 :appauding-1:  :appauding-1:  :appauding-1:  :appauding-1:  :appauding-1:  :appauding-1:
BTW:  Although my beer came at 10 vol%. You mention 9 vol%, but was that really so?

Cheers  :culsec:
Filip
"Beer, if drank with moderation, softens the temper, cheers the spirit, and promotes health."
–- Thomas Jefferson

Viv

Hi Filip,

My 750ml bottle ( which is hand numbered as 187/200 )
states 9.0% ABV.

I think that the 330ml bottles are 10.0%, but something
is clearly a bit strange with 2 different ABVs.. may
be different batches?

Cheers!


Viv

Trappist

Quote from: Viv on June 20, 2022, 11:57:52 AMHi Filip,

My 750ml bottle ( which is hand numbered as 187/200 )
states 9.0% ABV.

I think that the 330ml bottles are 10.0%, but something
is clearly a bit strange with 2 different ABVs.. may
be different batches?

Cheers!


Viv

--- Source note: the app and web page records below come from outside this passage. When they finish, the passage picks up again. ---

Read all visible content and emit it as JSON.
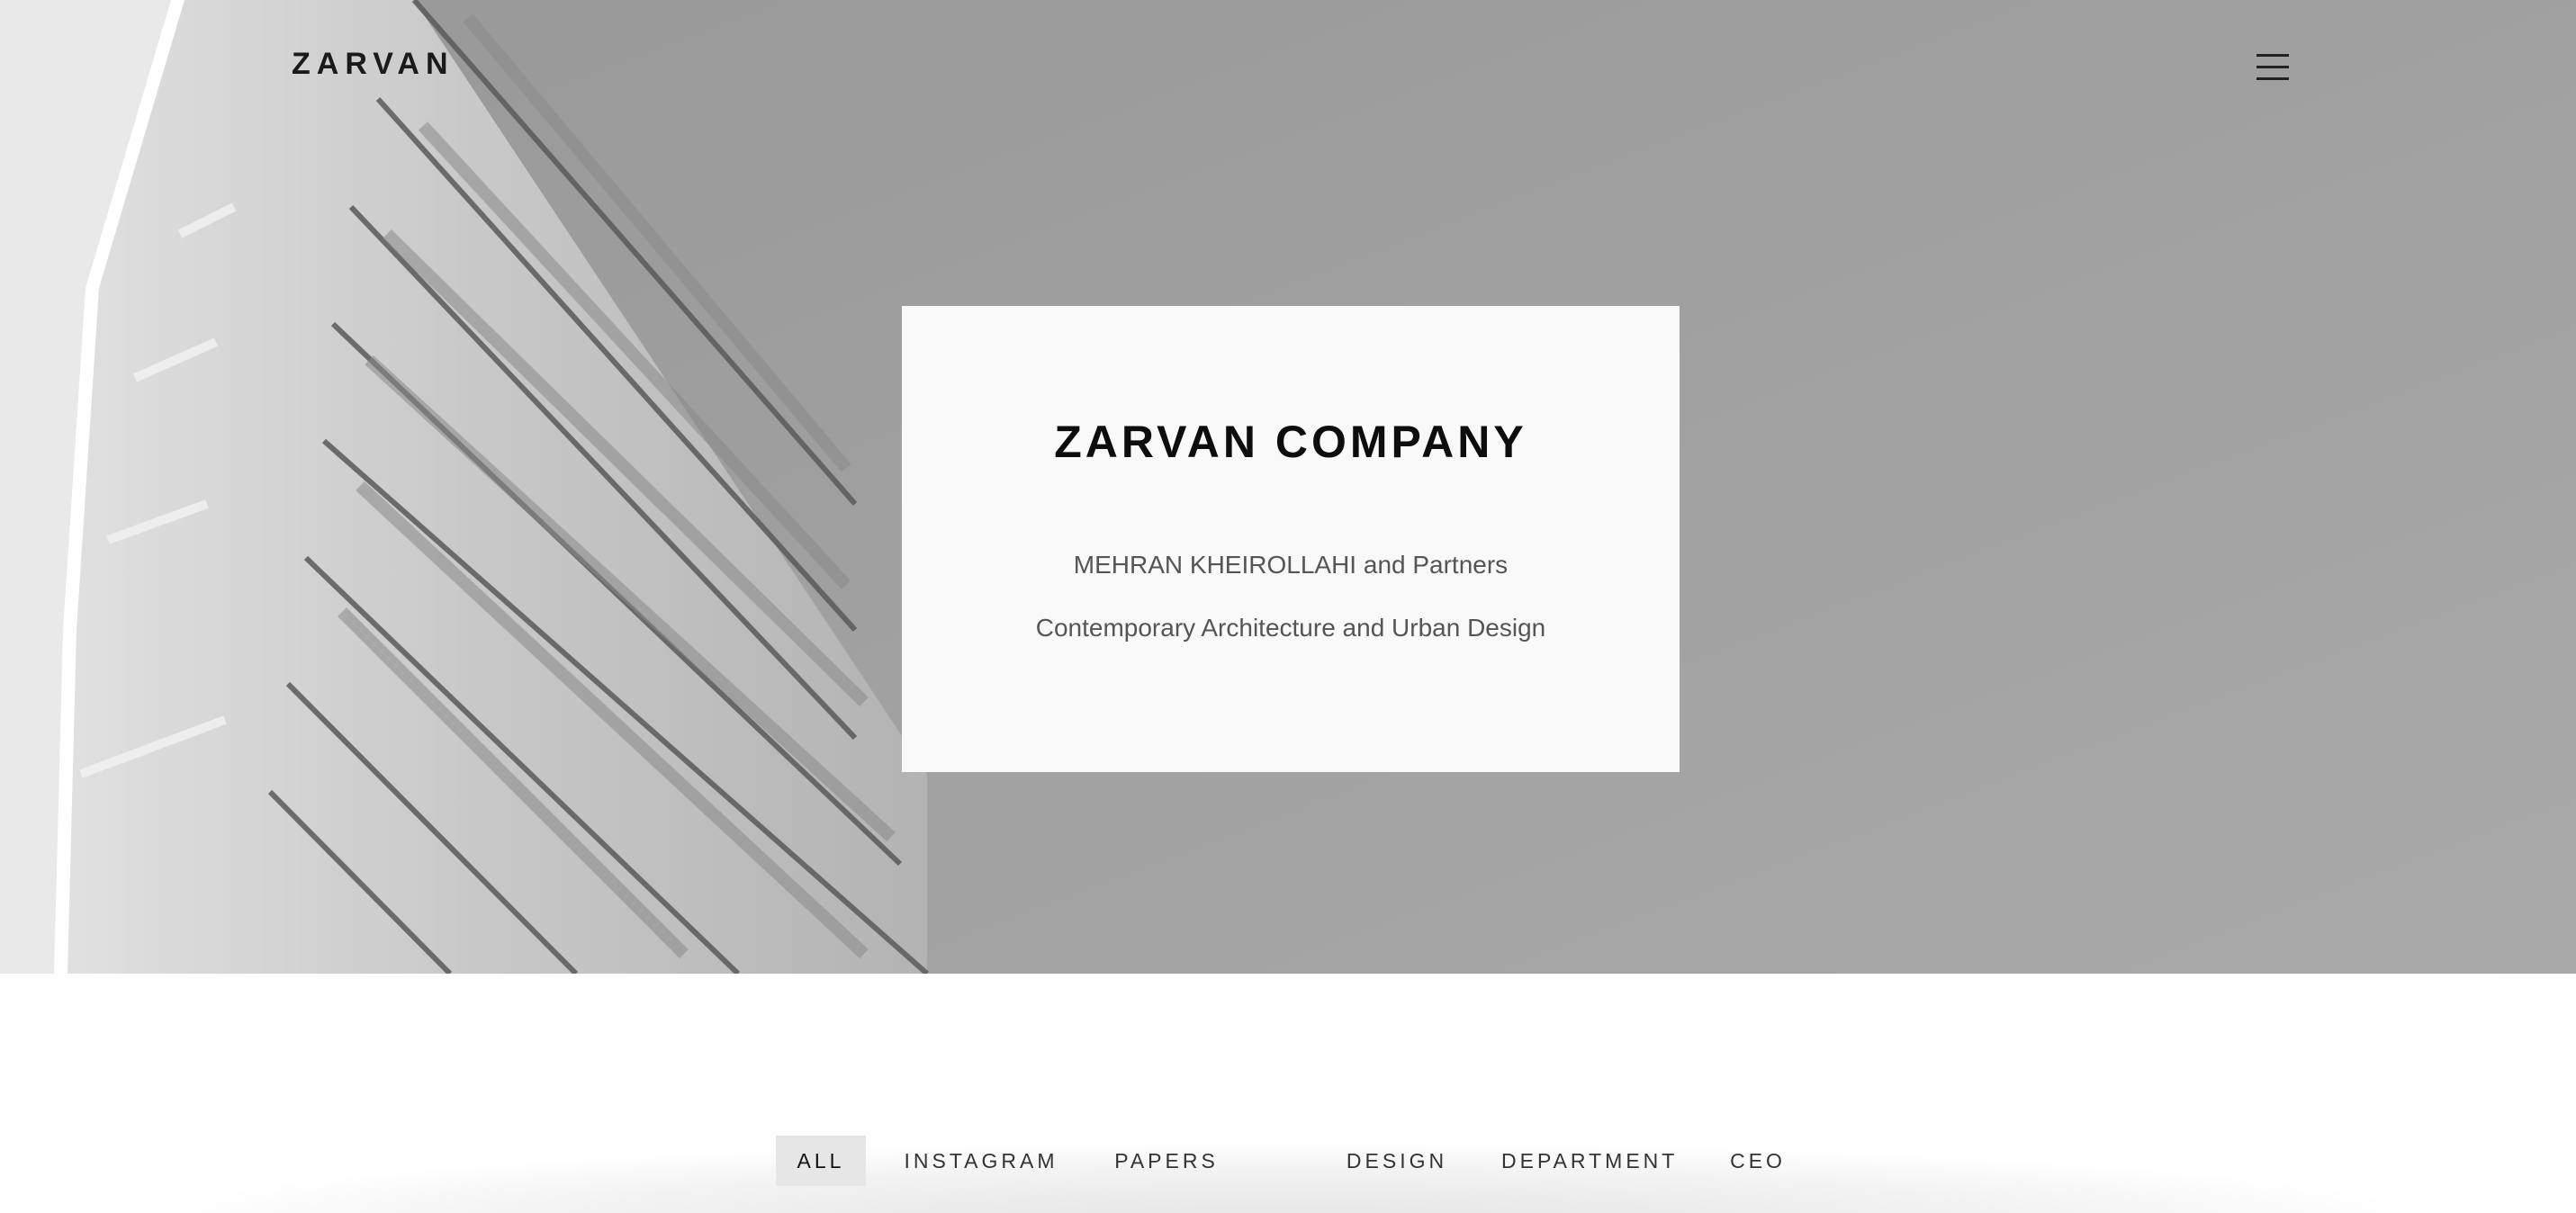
{
  "header": {
    "brand": "ZARVAN",
    "menu_icon": "hamburger-menu-icon"
  },
  "hero": {
    "image": "building-facade-photo",
    "card": {
      "title": "ZARVAN COMPANY",
      "subtitle": "MEHRAN KHEIROLLAHI and Partners",
      "tagline": "Contemporary Architecture and Urban Design"
    }
  },
  "filters": {
    "active": "ALL",
    "items": [
      {
        "label": "ALL"
      },
      {
        "label": "INSTAGRAM"
      },
      {
        "label": "PAPERS"
      },
      {
        "label": "DESIGN"
      },
      {
        "label": "DEPARTMENT"
      },
      {
        "label": "CEO"
      }
    ]
  },
  "colors": {
    "sky": "#a0a0a0",
    "card": "#f9f9f9",
    "active_filter_bg": "#e6e6e6"
  }
}
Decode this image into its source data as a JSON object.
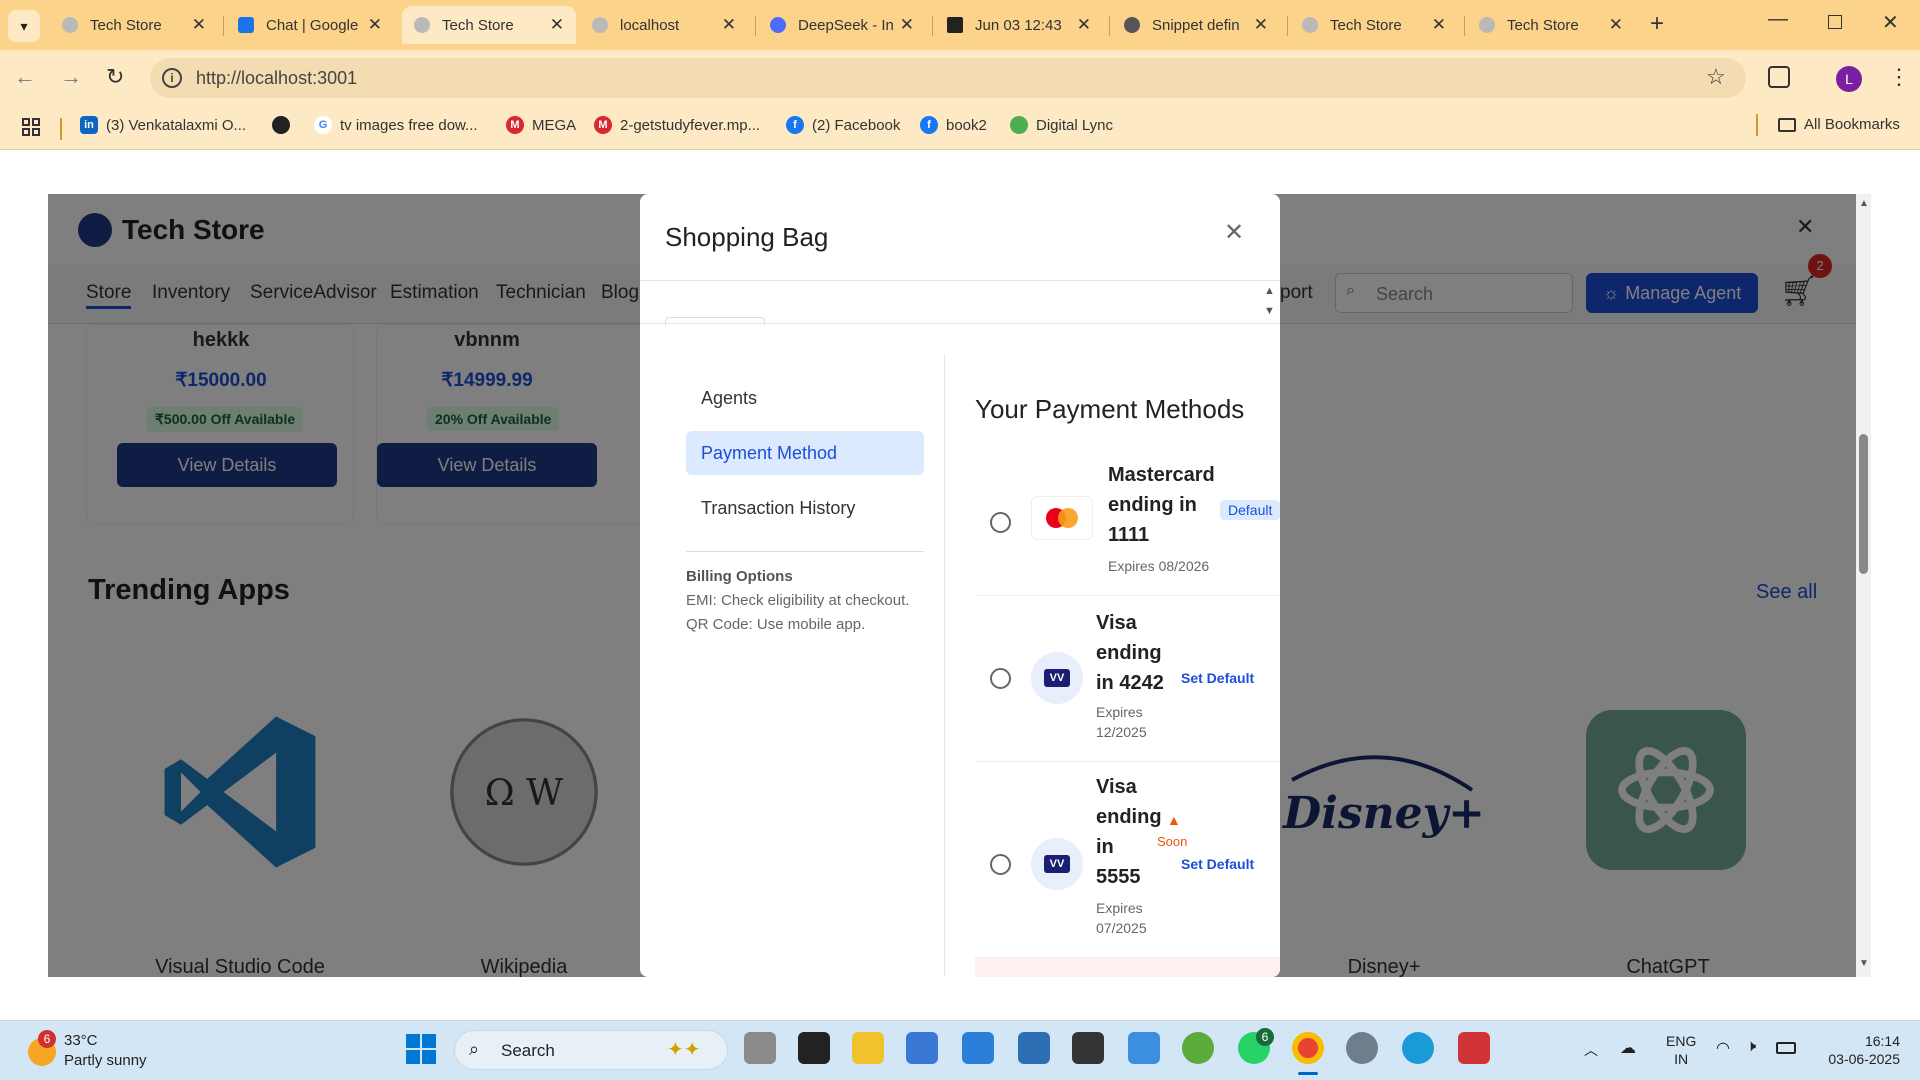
{
  "browser": {
    "tabs": [
      {
        "title": "Tech Store",
        "active": false
      },
      {
        "title": "Chat | Google",
        "active": false
      },
      {
        "title": "Tech Store",
        "active": true
      },
      {
        "title": "localhost",
        "active": false
      },
      {
        "title": "DeepSeek - Into",
        "active": false
      },
      {
        "title": "Jun 03 12:43",
        "active": false
      },
      {
        "title": "Snippet defin",
        "active": false
      },
      {
        "title": "Tech Store",
        "active": false
      },
      {
        "title": "Tech Store",
        "active": false
      }
    ],
    "url": "http://localhost:3001",
    "profile_initial": "L",
    "bookmarks": [
      {
        "label": "(3) Venkatalaxmi O...",
        "icon": "linkedin-icon",
        "color": "#0a66c2"
      },
      {
        "label": "",
        "icon": "globe-icon",
        "color": "#222222"
      },
      {
        "label": "tv images free dow...",
        "icon": "google-icon",
        "color": "#4285f4"
      },
      {
        "label": "MEGA",
        "icon": "mega-icon",
        "color": "#d9272e"
      },
      {
        "label": "2-getstudyfever.mp...",
        "icon": "mega-icon",
        "color": "#d9272e"
      },
      {
        "label": "(2) Facebook",
        "icon": "facebook-icon",
        "color": "#1877f2"
      },
      {
        "label": "book2",
        "icon": "facebook-icon",
        "color": "#1877f2"
      },
      {
        "label": "Digital Lync",
        "icon": "digital-lync-icon",
        "color": "#4caf50"
      }
    ],
    "all_bookmarks": "All Bookmarks"
  },
  "store": {
    "brand": "Tech Store",
    "nav": [
      "Store",
      "Inventory",
      "ServiceAdvisor",
      "Estimation",
      "Technician",
      "Blog"
    ],
    "nav_partial": "port",
    "search_placeholder": "Search",
    "manage_agent": "Manage Agent",
    "cart_count": "2",
    "products": [
      {
        "name": "hekkk",
        "price": "₹15000.00",
        "offer": "₹500.00 Off Available",
        "button": "View Details"
      },
      {
        "name": "vbnnm",
        "price": "₹14999.99",
        "offer": "20% Off Available",
        "button": "View Details"
      }
    ],
    "trending_title": "Trending Apps",
    "see_all": "See all",
    "apps": [
      {
        "name": "Visual Studio Code"
      },
      {
        "name": "Wikipedia"
      },
      {
        "name": "Disney+"
      },
      {
        "name": "ChatGPT"
      }
    ]
  },
  "modal": {
    "title": "Shopping Bag",
    "sidebar": [
      {
        "label": "Agents",
        "active": false
      },
      {
        "label": "Payment Method",
        "active": true
      },
      {
        "label": "Transaction History",
        "active": false
      }
    ],
    "billing_title": "Billing Options",
    "billing_lines": [
      "EMI: Check eligibility at checkout.",
      "QR Code: Use mobile app."
    ],
    "payment_title": "Your Payment Methods",
    "methods": [
      {
        "title": [
          "Mastercard",
          "ending in",
          "1111"
        ],
        "expires": [
          "Expires 08/2026"
        ],
        "badge": "Default",
        "action": "",
        "logo": "mastercard-icon"
      },
      {
        "title": [
          "Visa",
          "ending",
          "in 4242"
        ],
        "expires": [
          "Expires",
          "12/2025"
        ],
        "badge": "",
        "action": "Set Default",
        "logo": "visa-icon"
      },
      {
        "title": [
          "Visa",
          "ending",
          "in",
          "5555"
        ],
        "expires": [
          "Expires",
          "07/2025"
        ],
        "badge": "Soon",
        "action": "Set Default",
        "logo": "visa-icon"
      }
    ],
    "visa_logo_text": "VV"
  },
  "taskbar": {
    "weather_temp": "33°C",
    "weather_desc": "Partly sunny",
    "weather_badge": "6",
    "search": "Search",
    "whatsapp_badge": "6",
    "lang": "ENG",
    "region": "IN",
    "time": "16:14",
    "date": "03-06-2025"
  },
  "colors": {
    "accent": "#1e3a8a",
    "link": "#1d4ed8",
    "chrome": "#fbd38b"
  }
}
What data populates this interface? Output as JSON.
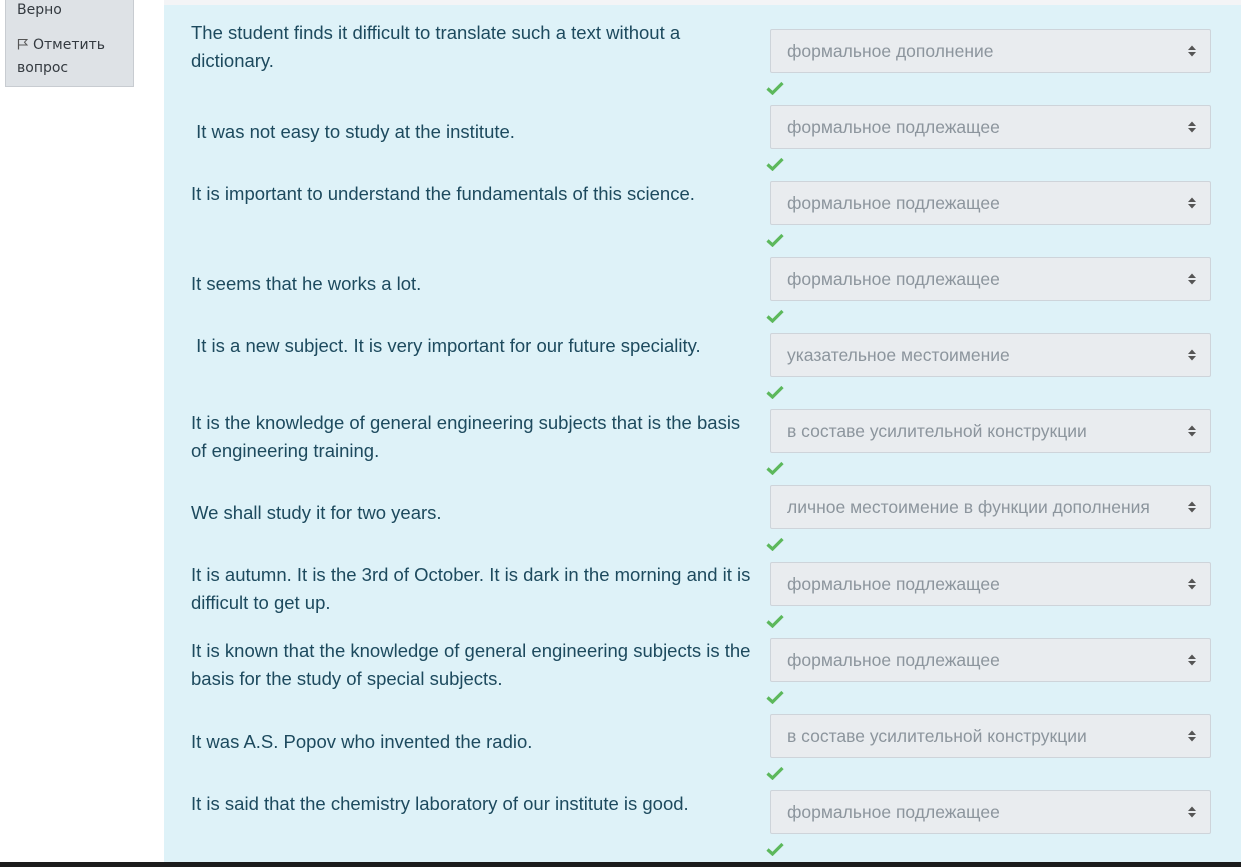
{
  "info": {
    "state": "Верно",
    "flag_label": "Отметить вопрос"
  },
  "questions": [
    {
      "text": "The student finds it difficult to translate such a text without a dictionary.",
      "answer": "формальное дополнение"
    },
    {
      "text": " It was not easy to study at the institute.",
      "answer": "формальное подлежащее"
    },
    {
      "text": "It is important to understand the fundamentals of this science.",
      "answer": "формальное подлежащее"
    },
    {
      "text": "It seems that he works a lot.",
      "answer": "формальное подлежащее"
    },
    {
      "text": " It is a new subject. It is very important for our future speciality.",
      "answer": "указательное местоимение"
    },
    {
      "text": "It is the knowledge of general engineering subjects that is the basis of engineering training.",
      "answer": "в составе усилительной конструкции"
    },
    {
      "text": "We shall study it for two years.",
      "answer": "личное местоимение в функции дополнения"
    },
    {
      "text": "It is autumn. It is the 3rd of October. It is dark in the morning and it is difficult to get up.",
      "answer": "формальное подлежащее"
    },
    {
      "text": "It is known that the knowledge of general engineering subjects is the basis for the study of special subjects.",
      "answer": "формальное подлежащее"
    },
    {
      "text": "It was A.S. Popov who invented the radio.",
      "answer": "в составе усилительной конструкции"
    },
    {
      "text": "It is said that the chemistry laboratory of our institute is good.",
      "answer": "формальное подлежащее"
    }
  ],
  "colors": {
    "panel_bg": "#def2f8",
    "text": "#1d4a5e",
    "select_bg": "#e9ecef",
    "select_text": "#8c959d",
    "check": "#5cb85c"
  },
  "icons": {
    "flag": "flag-icon",
    "caret": "select-caret-icon",
    "check": "check-icon"
  }
}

Quite obscure, isn't it :)
But I really think they are different batches, and even thinking they are different recipes too, as you didn't had the citric hop flavors.
No worries, they both got  t_u  t_u  t_u  t_u  t_u
Cheers,
Filip

"Beer, if drank with moderation, softens the temper, cheers the spirit, and promotes health."
–- Thomas Jefferson

Viv

Hi Filip,

I contacted Arn at Ruimtegist and the reply was as follows:



"Both bottles are exactly the same recipe. The only difference is that the big bottles were brewed on a small batch scale in our microbrewery and are handnumbered bottles. The 33cl-bottles are brewed in a big set-up hence the small difference in taste because every installation has its own taste.

9 ABV is actually wrong, both bottles have 10 ABV but in the beginning we thought it would be less expensive to pay the taxes on alcohols ;)."


That sorts that out!!


Cheers!


Viv
 

Trappist

Hi Viv,
Thanks for sorting that out!
Very nice from the brewery to give you such an accurate explaination. VERY nice  t_u  t_u
Cheers,
Filip
"Beer, if drank with moderation, softens the temper, cheers the spirit, and promotes health."
–- Thomas Jefferson